BEGIN Excerpted data

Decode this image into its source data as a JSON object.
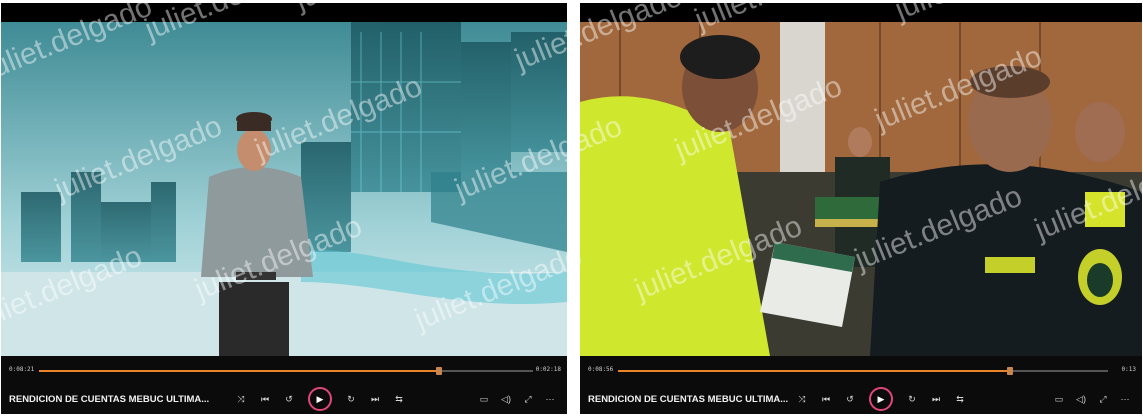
{
  "watermark": "juliet.delgado",
  "players": [
    {
      "current_time": "0:08:21",
      "total_time": "0:02:18",
      "progress": 0.81,
      "title": "RENDICION DE CUENTAS MEBUC ULTIMA...",
      "accent": "#e8842a"
    },
    {
      "current_time": "0:08:56",
      "total_time": "0:13",
      "progress": 0.8,
      "title": "RENDICION DE CUENTAS MEBUC ULTIMA...",
      "accent": "#e8842a"
    }
  ],
  "icons": {
    "shuffle": "⤨",
    "prev": "⏮",
    "back": "↺",
    "play": "▶",
    "forward": "↻",
    "next": "⏭",
    "repeat": "⇆",
    "caption": "▭",
    "volume": "◁)",
    "fullscreen": "⤢",
    "more": "⋯"
  }
}
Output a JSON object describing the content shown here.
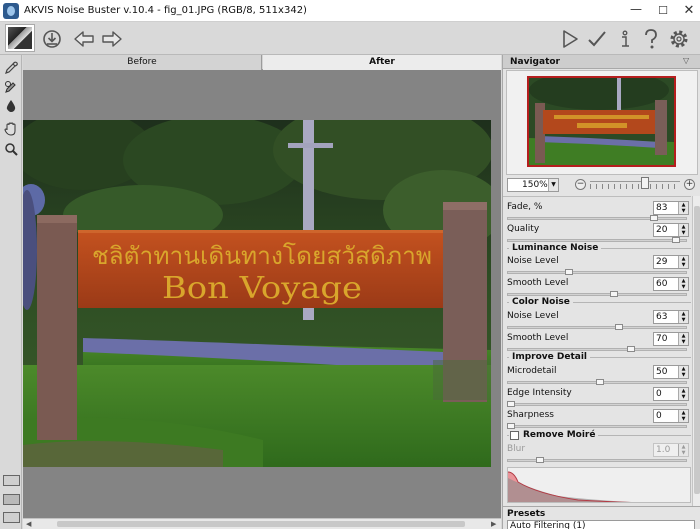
{
  "window": {
    "title": "AKVIS Noise Buster v.10.4 - fig_01.JPG (RGB/8, 511x342)",
    "minimize": "—",
    "maximize": "☐",
    "close": "✕"
  },
  "toolbar": {
    "icons": [
      "image-thumbnail",
      "load-settings-icon",
      "back-arrow-icon",
      "forward-arrow-icon",
      "run-icon",
      "apply-icon",
      "info-icon",
      "help-icon",
      "settings-gear-icon"
    ]
  },
  "tabs": {
    "before": "Before",
    "after": "After",
    "active": "after"
  },
  "photo": {
    "sign_top_text": "ชลิตัาทานเดินทางโดยสวัสดิภาพ",
    "sign_bottom_text": "Bon Voyage",
    "colors": {
      "sign": "#b3481c",
      "lettering": "#d9a62c",
      "grass": "#3d7a22",
      "road": "#6a6fa6",
      "post": "#7d5b4f"
    }
  },
  "navigator": {
    "title": "Navigator",
    "zoom": "150%",
    "zoom_minus": "−",
    "zoom_plus": "+",
    "zoom_level": 0.62
  },
  "settings": {
    "fade": {
      "label": "Fade, %",
      "value": "83",
      "level": 0.83
    },
    "quality": {
      "label": "Quality",
      "value": "20",
      "level": 0.96
    },
    "luminance": {
      "title": "Luminance Noise",
      "noise_level": {
        "label": "Noise Level",
        "value": "29",
        "level": 0.34
      },
      "smooth_level": {
        "label": "Smooth Level",
        "value": "60",
        "level": 0.6
      }
    },
    "color": {
      "title": "Color Noise",
      "noise_level": {
        "label": "Noise Level",
        "value": "63",
        "level": 0.63
      },
      "smooth_level": {
        "label": "Smooth Level",
        "value": "70",
        "level": 0.7
      }
    },
    "detail": {
      "title": "Improve Detail",
      "microdetail": {
        "label": "Microdetail",
        "value": "50",
        "level": 0.52
      },
      "edge_intensity": {
        "label": "Edge Intensity",
        "value": "0",
        "level": 0.0
      },
      "sharpness": {
        "label": "Sharpness",
        "value": "0",
        "level": 0.0
      }
    },
    "moire": {
      "title": "Remove Moiré",
      "checked": false,
      "blur": {
        "label": "Blur",
        "value": "1.0",
        "level": 0.17
      }
    }
  },
  "presets": {
    "title": "Presets",
    "selected": "Auto Filtering (1)"
  }
}
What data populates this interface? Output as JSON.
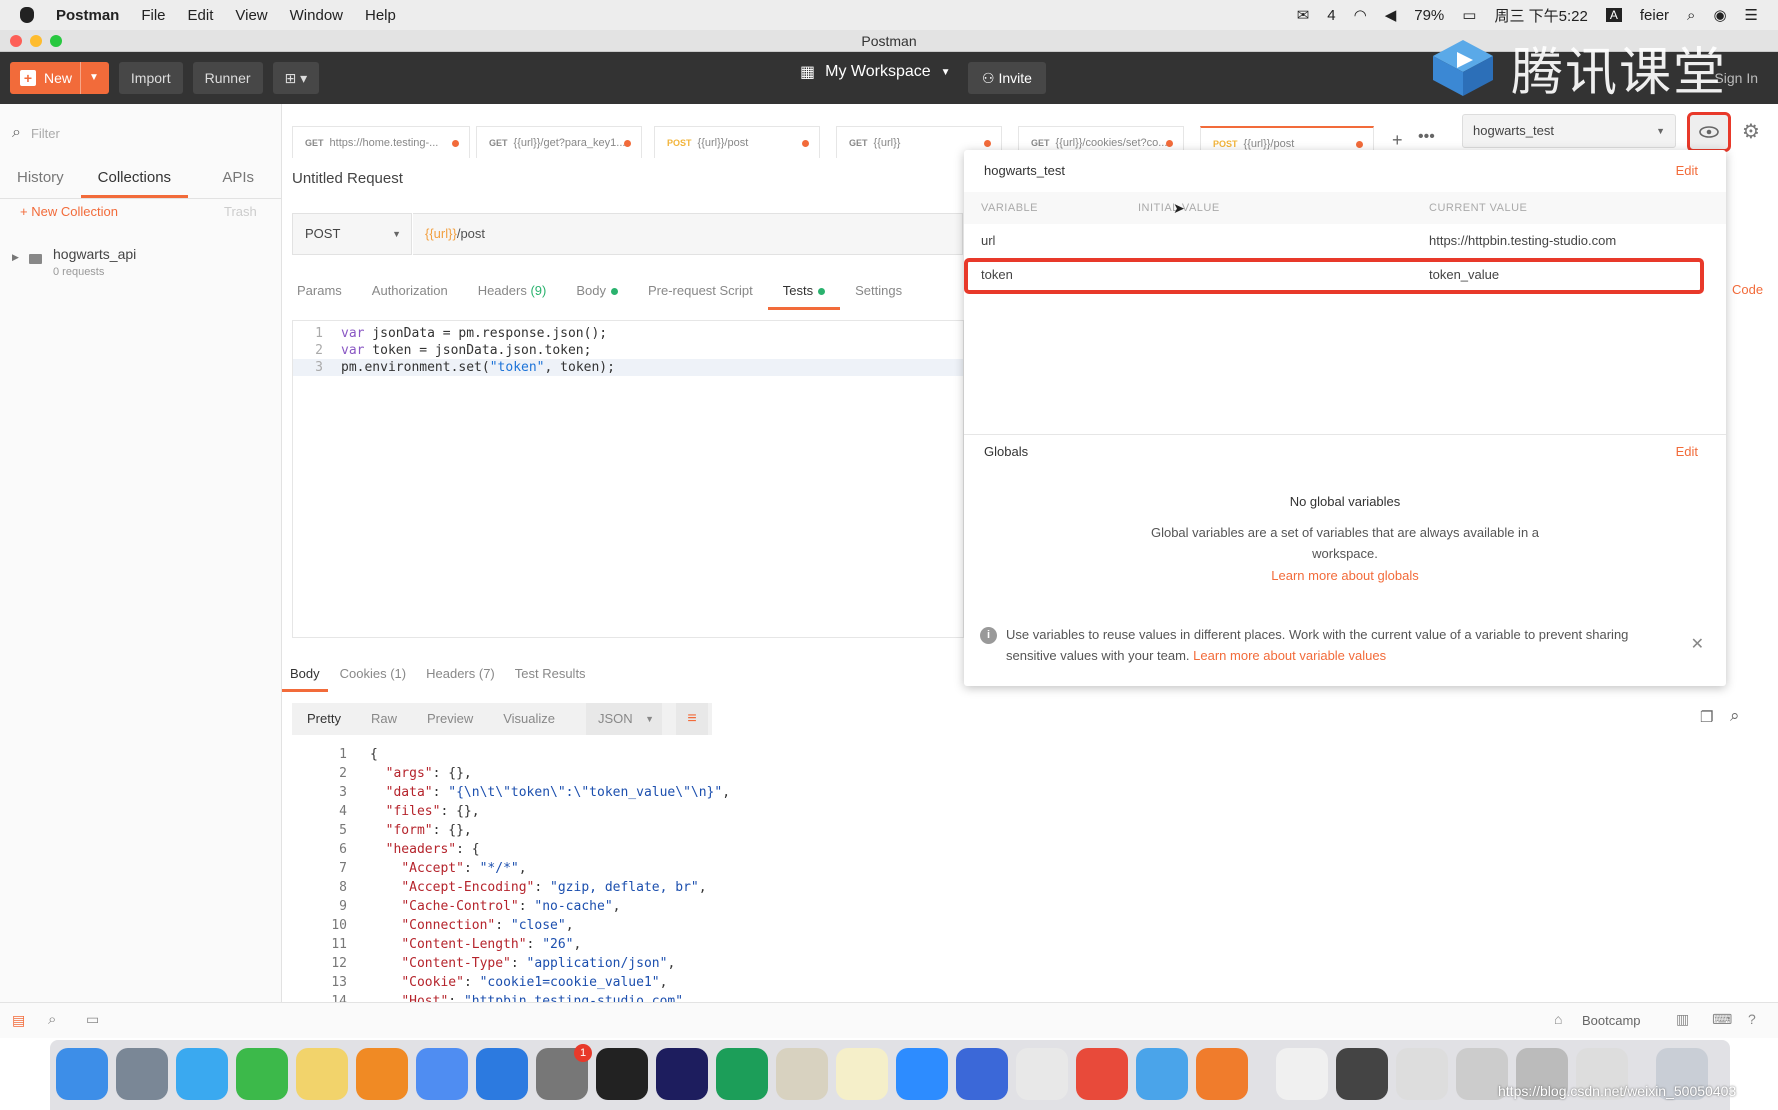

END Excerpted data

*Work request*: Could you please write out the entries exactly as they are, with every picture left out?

*Your response*:
Decode this image into its source data as a JSON object.
{
  "watermark": "juliet.delgado",
  "players": [
    {
      "current_time": "0:08:21",
      "total_time": "0:02:18",
      "progress": 0.81,
      "title": "RENDICION DE CUENTAS MEBUC ULTIMA...",
      "accent": "#e8842a"
    },
    {
      "current_time": "0:08:56",
      "total_time": "0:13",
      "progress": 0.8,
      "title": "RENDICION DE CUENTAS MEBUC ULTIMA...",
      "accent": "#e8842a"
    }
  ],
  "icons": {
    "shuffle": "⤨",
    "prev": "⏮",
    "back": "↺",
    "play": "▶",
    "forward": "↻",
    "next": "⏭",
    "repeat": "⇆",
    "caption": "▭",
    "volume": "◁)",
    "fullscreen": "⤢",
    "more": "⋯"
  }
}
Output a JSON object describing the content shown here.
{
  "window": {
    "title": "AKVIS Noise Buster v.10.4 - fig_01.JPG (RGB/8, 511x342)",
    "minimize": "—",
    "maximize": "☐",
    "close": "✕"
  },
  "toolbar": {
    "icons": [
      "image-thumbnail",
      "load-settings-icon",
      "back-arrow-icon",
      "forward-arrow-icon",
      "run-icon",
      "apply-icon",
      "info-icon",
      "help-icon",
      "settings-gear-icon"
    ]
  },
  "tabs": {
    "before": "Before",
    "after": "After",
    "active": "after"
  },
  "photo": {
    "sign_top_text": "ชลิตัาทานเดินทางโดยสวัสดิภาพ",
    "sign_bottom_text": "Bon Voyage",
    "colors": {
      "sign": "#b3481c",
      "lettering": "#d9a62c",
      "grass": "#3d7a22",
      "road": "#6a6fa6",
      "post": "#7d5b4f"
    }
  },
  "navigator": {
    "title": "Navigator",
    "zoom": "150%",
    "zoom_minus": "−",
    "zoom_plus": "+",
    "zoom_level": 0.62
  },
  "settings": {
    "fade": {
      "label": "Fade, %",
      "value": "83",
      "level": 0.83
    },
    "quality": {
      "label": "Quality",
      "value": "20",
      "level": 0.96
    },
    "luminance": {
      "title": "Luminance Noise",
      "noise_level": {
        "label": "Noise Level",
        "value": "29",
        "level": 0.34
      },
      "smooth_level": {
        "label": "Smooth Level",
        "value": "60",
        "level": 0.6
      }
    },
    "color": {
      "title": "Color Noise",
      "noise_level": {
        "label": "Noise Level",
        "value": "63",
        "level": 0.63
      },
      "smooth_level": {
        "label": "Smooth Level",
        "value": "70",
        "level": 0.7
      }
    },
    "detail": {
      "title": "Improve Detail",
      "microdetail": {
        "label": "Microdetail",
        "value": "50",
        "level": 0.52
      },
      "edge_intensity": {
        "label": "Edge Intensity",
        "value": "0",
        "level": 0.0
      },
      "sharpness": {
        "label": "Sharpness",
        "value": "0",
        "level": 0.0
      }
    },
    "moire": {
      "title": "Remove Moiré",
      "checked": false,
      "blur": {
        "label": "Blur",
        "value": "1.0",
        "level": 0.17
      }
    }
  },
  "presets": {
    "title": "Presets",
    "selected": "Auto Filtering (1)"
  }
}
What data populates this interface? Output as JSON.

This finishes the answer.